What is of more interest is the deafening silence from Sarah Teather at the devastating news that London Mayor Boris Johnson has rejected Brent’s bid for 1.6 million pounds to continue the regeneration work in Willesden. Last year the Council implemented a very successful project “New Windows on Willesden”. The rejected Brent bid was for this project to continue during 2012. I hope the Brent Central MP will join me and Navin Shah Brent London Assembly member in asking Boris Johnson to reconsider Brent’s bid.
At a Council meeting last November the Coalition parties made much of the Mayor of London’s Outer London Regeneration Fund so it comes as some surprise to see that both of Brent Council’s bids have been denied. Brent’s Lead Member for Regeneration and Economic Development, Cllr George Crane has expressed his disbelief that the Mayor has chosen to ignore the needs of Outer London’s most diverse borough.
Brent put in a bid for 1.65 million to continue the successful work started in Willesden High Road in an earlier bid agreed last year. The bid would have helped transform Willesden Green High Road by renting some empty shop units on a long-term basis. These would be used by emerging businesses to help employment and skills of local people. The other part of the bid was to improve the area around the Willesden Green Library centre and make it a focal point to showcase local creative talent. (For more info on Willesden project see http://willesdenwindows.com )
The second bid was for 1.8 million for Ealing Road between Wembley Central and Alperton. The programme was designed to promote Ealing Road to deliver physical, economic social and cultural benefits to Ealing Road, Wembley and Brent.
Ealing Road is already attracting high visitor numbers from around London and beyond with its unique style of Indian shopping experience.
Cllr Crane said
”All our neighbouring Boroughs have received money and it is difficult to understand why Brent has been singled out to have both projects rejected..

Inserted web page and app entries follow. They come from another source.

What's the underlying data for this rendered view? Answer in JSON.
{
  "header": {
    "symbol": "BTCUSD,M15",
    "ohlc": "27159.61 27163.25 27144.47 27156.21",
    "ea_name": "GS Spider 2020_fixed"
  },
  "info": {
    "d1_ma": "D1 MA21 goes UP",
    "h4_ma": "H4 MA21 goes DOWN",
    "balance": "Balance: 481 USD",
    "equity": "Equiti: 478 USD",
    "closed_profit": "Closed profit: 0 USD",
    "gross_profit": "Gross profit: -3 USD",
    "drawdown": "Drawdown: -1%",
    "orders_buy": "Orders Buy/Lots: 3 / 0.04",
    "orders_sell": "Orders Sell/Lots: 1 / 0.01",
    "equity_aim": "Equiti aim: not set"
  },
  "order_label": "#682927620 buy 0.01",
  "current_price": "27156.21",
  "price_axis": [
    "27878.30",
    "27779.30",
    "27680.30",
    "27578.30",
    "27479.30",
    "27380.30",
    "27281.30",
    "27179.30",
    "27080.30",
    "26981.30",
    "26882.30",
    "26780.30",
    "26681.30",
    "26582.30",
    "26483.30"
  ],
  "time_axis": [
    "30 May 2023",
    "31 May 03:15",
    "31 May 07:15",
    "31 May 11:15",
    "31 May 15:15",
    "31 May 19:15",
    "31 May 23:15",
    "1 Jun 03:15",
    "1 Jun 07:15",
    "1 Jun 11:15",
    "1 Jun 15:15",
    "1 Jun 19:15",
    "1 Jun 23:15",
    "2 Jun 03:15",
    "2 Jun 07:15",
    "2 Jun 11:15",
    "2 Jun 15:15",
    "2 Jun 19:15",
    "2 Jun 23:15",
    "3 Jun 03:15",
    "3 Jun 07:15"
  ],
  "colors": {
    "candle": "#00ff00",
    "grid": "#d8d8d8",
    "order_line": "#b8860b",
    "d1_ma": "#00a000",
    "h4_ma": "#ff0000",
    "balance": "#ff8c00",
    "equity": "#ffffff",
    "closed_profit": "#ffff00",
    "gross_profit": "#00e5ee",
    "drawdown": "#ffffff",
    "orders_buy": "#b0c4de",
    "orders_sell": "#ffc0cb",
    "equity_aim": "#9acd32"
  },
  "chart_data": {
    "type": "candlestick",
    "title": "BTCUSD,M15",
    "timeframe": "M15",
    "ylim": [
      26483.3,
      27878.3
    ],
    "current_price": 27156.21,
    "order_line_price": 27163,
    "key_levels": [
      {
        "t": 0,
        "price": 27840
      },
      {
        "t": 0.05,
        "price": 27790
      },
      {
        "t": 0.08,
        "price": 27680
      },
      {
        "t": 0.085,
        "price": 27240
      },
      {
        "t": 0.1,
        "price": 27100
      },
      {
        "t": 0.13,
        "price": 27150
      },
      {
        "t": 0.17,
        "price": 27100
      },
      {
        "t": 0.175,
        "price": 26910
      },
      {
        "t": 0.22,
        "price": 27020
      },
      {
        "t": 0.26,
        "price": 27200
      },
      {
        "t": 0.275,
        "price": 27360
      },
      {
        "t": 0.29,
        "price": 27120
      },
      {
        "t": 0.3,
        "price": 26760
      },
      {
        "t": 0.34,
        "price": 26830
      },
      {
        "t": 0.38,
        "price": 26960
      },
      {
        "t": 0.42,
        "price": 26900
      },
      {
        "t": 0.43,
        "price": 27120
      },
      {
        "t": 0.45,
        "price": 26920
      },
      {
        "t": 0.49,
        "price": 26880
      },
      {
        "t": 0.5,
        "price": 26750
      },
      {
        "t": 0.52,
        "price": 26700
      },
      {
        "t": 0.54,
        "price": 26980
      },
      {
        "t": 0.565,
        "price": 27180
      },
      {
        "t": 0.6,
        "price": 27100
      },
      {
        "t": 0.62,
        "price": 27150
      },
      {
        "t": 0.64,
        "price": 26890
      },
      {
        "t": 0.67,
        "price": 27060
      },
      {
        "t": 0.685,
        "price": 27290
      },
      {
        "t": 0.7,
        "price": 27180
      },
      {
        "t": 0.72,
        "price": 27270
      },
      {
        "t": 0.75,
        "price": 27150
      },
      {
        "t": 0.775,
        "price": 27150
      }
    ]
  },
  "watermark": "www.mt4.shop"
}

I will be asking Navin Shah, Brent’s London Assembly Member to raise this with Mayor Johnson and ask him to reconsider both Brent’s bids.”